Collaboration best practices: How to collaborate without burning out

Of course, collaboration tools are only part of the equation. In order to not let them become just another source of collaboration overload, you need to know how to use them properly and detect when you’re struggling.

No matter what’s in your collaboration tool stack, there are a few best practices you need to follow:

1. Get clear on what you need to accomplish

In order to avoid unfortunate (and recurrent) time sucks in collaborative environments, get really clear on what you’re trying to accomplish in every interaction—whether that’s an email, meeting or site visit. This is especially important for remote teams who don’t have the luxury of casual in-person communication.

By going into each interaction with a teammate prepared with a core question and need you can limit the time spent collaborating and quickly get back to your core work.

2. Make sure responsibilities are clearly defined and reasonable

Optimum organization—supported by the right tools—is key to keeping collaborative overload at bay. Before you start any project, make sure every team member knows what his or her responsibilities are and that those responsibilities are evenly distributed.

Your project management tool (like Planio) can obviously be a huge help here by showing you which tasks are in your current sprint and who has a heavy workload. But just as important is being ultra-clear in how you write tasks, issues, and bug reports so there’s no ambiguity or opportunities for people to misinterpret what’s expected of them.

3. Work in bursts whenever possible

While most collaboration tools today promote always-on use, research actually indicates that we work best intermittently. In other words, it’s better to collaborate in short bursts rather than constantly.

Collaborate in bursts

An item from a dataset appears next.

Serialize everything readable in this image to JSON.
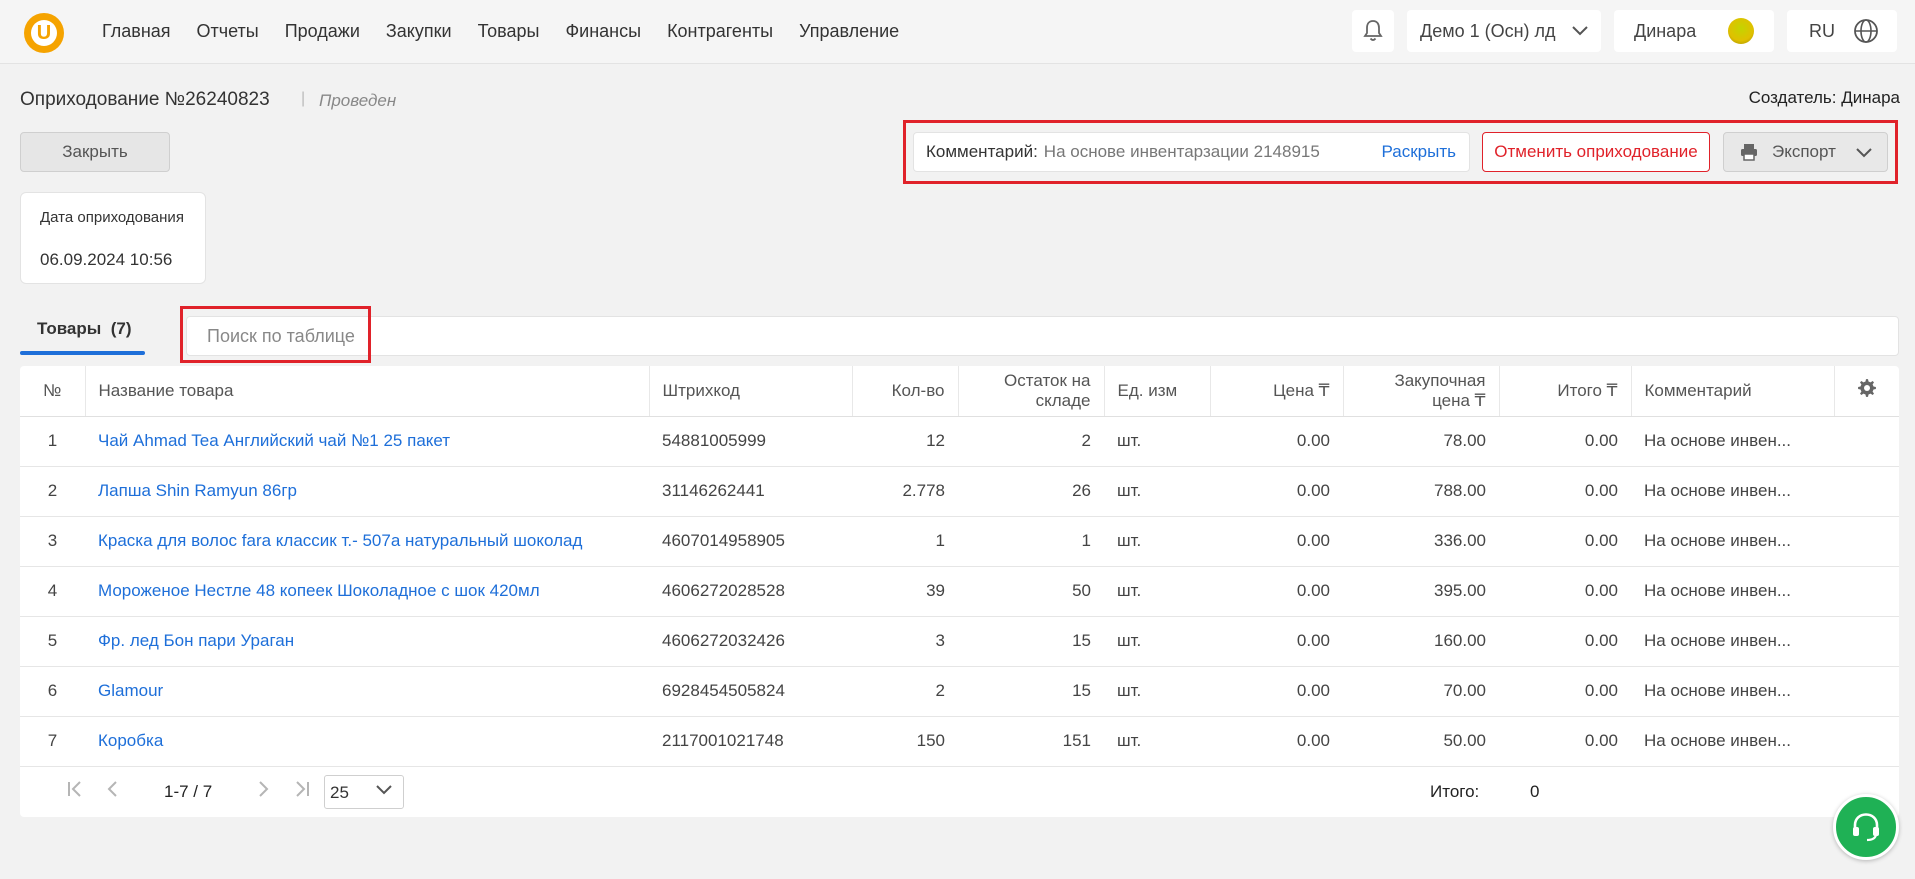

A great way to think about collaboration is that it’s not your full-time job. Instead, make yourself available for collaborative interactions at certain points of the day, and also make sure you carve out some highly guarded time where you are exclusively concentrating on your own isolated tasks.

This can apply to all aspects of workplace collaboration, from when you’re available on chat, to when you check your email and project management tool for updates.

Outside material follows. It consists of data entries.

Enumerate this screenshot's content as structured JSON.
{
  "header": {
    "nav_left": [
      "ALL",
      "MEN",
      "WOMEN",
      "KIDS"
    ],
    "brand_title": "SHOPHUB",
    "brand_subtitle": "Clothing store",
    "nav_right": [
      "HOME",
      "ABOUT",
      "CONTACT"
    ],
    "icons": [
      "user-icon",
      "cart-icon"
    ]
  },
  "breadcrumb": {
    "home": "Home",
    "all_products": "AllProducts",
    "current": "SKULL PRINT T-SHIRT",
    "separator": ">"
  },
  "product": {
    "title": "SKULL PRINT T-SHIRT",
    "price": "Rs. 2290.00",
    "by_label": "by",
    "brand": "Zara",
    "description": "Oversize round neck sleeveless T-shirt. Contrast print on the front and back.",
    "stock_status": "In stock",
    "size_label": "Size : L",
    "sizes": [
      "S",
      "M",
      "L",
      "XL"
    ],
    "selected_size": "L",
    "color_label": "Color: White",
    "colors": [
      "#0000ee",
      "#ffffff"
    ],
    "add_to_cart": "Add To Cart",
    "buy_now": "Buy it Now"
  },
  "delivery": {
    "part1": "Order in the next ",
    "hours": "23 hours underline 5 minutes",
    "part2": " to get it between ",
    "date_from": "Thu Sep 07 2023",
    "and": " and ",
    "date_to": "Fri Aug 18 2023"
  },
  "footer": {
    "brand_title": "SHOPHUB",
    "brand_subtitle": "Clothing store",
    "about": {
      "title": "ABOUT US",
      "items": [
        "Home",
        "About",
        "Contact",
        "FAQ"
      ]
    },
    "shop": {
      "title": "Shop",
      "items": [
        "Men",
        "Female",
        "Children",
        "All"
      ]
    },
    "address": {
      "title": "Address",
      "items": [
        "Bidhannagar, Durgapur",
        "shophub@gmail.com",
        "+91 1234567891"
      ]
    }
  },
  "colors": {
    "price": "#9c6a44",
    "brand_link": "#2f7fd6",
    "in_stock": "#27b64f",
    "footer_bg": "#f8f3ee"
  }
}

4. Overhaul your meetings

Meetings are the original “collaboration tool.” But that doesn’t mean they’re always productive.

While meetings absolutely can enhance your workplace productivity and the quality of your work—they often play out as an hour or more of waffling and unguided discussions that end in no real movement. Don’t do that.

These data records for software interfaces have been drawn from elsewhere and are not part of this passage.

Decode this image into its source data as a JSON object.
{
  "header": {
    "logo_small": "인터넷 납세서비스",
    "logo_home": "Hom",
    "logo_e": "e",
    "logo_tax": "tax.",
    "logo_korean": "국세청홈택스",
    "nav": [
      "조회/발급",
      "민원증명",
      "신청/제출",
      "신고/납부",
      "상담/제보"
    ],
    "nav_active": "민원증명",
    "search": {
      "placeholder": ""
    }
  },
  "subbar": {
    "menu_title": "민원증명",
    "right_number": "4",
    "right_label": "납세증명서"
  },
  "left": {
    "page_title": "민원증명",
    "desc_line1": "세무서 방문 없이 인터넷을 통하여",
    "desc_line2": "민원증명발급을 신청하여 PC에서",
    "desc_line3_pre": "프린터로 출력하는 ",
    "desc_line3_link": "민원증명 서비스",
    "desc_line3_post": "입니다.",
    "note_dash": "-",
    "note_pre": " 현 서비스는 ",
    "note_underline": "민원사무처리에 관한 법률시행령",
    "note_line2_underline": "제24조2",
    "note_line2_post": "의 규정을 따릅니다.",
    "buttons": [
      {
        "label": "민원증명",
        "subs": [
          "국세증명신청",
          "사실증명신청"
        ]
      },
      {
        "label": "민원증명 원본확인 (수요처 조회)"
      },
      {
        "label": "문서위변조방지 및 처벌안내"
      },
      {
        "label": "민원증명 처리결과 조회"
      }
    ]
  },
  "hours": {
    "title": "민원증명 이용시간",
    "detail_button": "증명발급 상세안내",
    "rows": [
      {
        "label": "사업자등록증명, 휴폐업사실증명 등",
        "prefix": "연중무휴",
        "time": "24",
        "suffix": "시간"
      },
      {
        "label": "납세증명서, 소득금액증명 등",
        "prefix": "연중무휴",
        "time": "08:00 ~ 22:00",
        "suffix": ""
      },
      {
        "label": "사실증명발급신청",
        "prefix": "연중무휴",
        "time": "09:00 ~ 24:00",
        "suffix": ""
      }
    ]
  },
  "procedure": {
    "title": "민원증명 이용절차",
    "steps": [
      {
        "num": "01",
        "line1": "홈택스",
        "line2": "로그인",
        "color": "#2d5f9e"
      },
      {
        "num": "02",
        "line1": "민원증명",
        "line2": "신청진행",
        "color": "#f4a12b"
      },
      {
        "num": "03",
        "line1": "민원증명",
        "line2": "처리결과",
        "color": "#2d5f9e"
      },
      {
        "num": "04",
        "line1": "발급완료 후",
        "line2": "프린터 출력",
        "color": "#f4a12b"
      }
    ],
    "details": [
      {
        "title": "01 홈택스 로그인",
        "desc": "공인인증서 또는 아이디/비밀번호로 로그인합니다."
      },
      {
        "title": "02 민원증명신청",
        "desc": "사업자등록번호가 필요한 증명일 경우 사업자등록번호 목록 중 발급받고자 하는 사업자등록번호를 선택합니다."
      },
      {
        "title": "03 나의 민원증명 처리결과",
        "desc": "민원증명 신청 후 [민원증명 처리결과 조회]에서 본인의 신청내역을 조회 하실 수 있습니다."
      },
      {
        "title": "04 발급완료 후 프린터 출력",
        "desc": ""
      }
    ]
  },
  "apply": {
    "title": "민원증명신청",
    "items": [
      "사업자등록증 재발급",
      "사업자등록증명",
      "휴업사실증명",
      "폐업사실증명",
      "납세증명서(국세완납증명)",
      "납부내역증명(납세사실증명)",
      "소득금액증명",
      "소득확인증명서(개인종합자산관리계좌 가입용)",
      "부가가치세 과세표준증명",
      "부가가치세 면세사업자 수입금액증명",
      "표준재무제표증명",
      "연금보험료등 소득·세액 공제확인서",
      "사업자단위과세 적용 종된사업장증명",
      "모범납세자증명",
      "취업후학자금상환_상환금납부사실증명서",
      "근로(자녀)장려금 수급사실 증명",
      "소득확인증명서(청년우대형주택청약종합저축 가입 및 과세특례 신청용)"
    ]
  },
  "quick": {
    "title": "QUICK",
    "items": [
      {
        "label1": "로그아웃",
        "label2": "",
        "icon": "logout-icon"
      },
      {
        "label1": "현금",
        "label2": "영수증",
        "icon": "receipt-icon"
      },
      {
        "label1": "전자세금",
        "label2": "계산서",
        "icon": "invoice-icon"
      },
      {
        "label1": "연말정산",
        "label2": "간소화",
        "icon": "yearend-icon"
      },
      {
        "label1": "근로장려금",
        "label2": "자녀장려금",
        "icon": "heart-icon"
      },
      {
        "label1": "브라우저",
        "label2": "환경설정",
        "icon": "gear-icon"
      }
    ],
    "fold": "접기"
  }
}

Instead, get smarter about your meetings. Make sure you have a clear agenda complete with shared objectives, set the meeting for the minimum time necessary, make sure the meeting stays on task, and know what the next step is after your meeting (hint: it’s probably not another meeting).

5. Be selective and only use the essential collaboration tools

The productivity tool space has exploded over the past few years, with the majority of workers now using more than five apps at any given time.

App overload is real. And just because some new piece of technology claims to solve all your current problems doesn’t mean it won’t just add a whole host of new ones.

Be selective in what you use. Talk to your team about how they use apps, which ones actually help them, and which feel like a slog. The more you can streamline and integrate your collaborative tools, the more you’ll actually be able to collaborate.

The philosophy at Planio has always been to do exactly this. To provide users with a streamlined platform which combines a useful set of well-integrated tools all under one roof. Planio reduces app switching and constant pings killing your productivity and instead encourages productive collaboration without the feeling of being overloaded.

Your collaboration tools shouldn’t lead to overload

The point of avoiding collaboration overload isn’t to silo yourself and avoid interactions with other people; it’s to make those interactions as efficient as possible to ensure that you can maintain a reasonable workflow and maximize productivity.

No one was hired to be a professional emailer. And by implementing a few boundaries, assisted by the right suite of collaboration tools, you can make sure you have real time for getting your most important work done each day.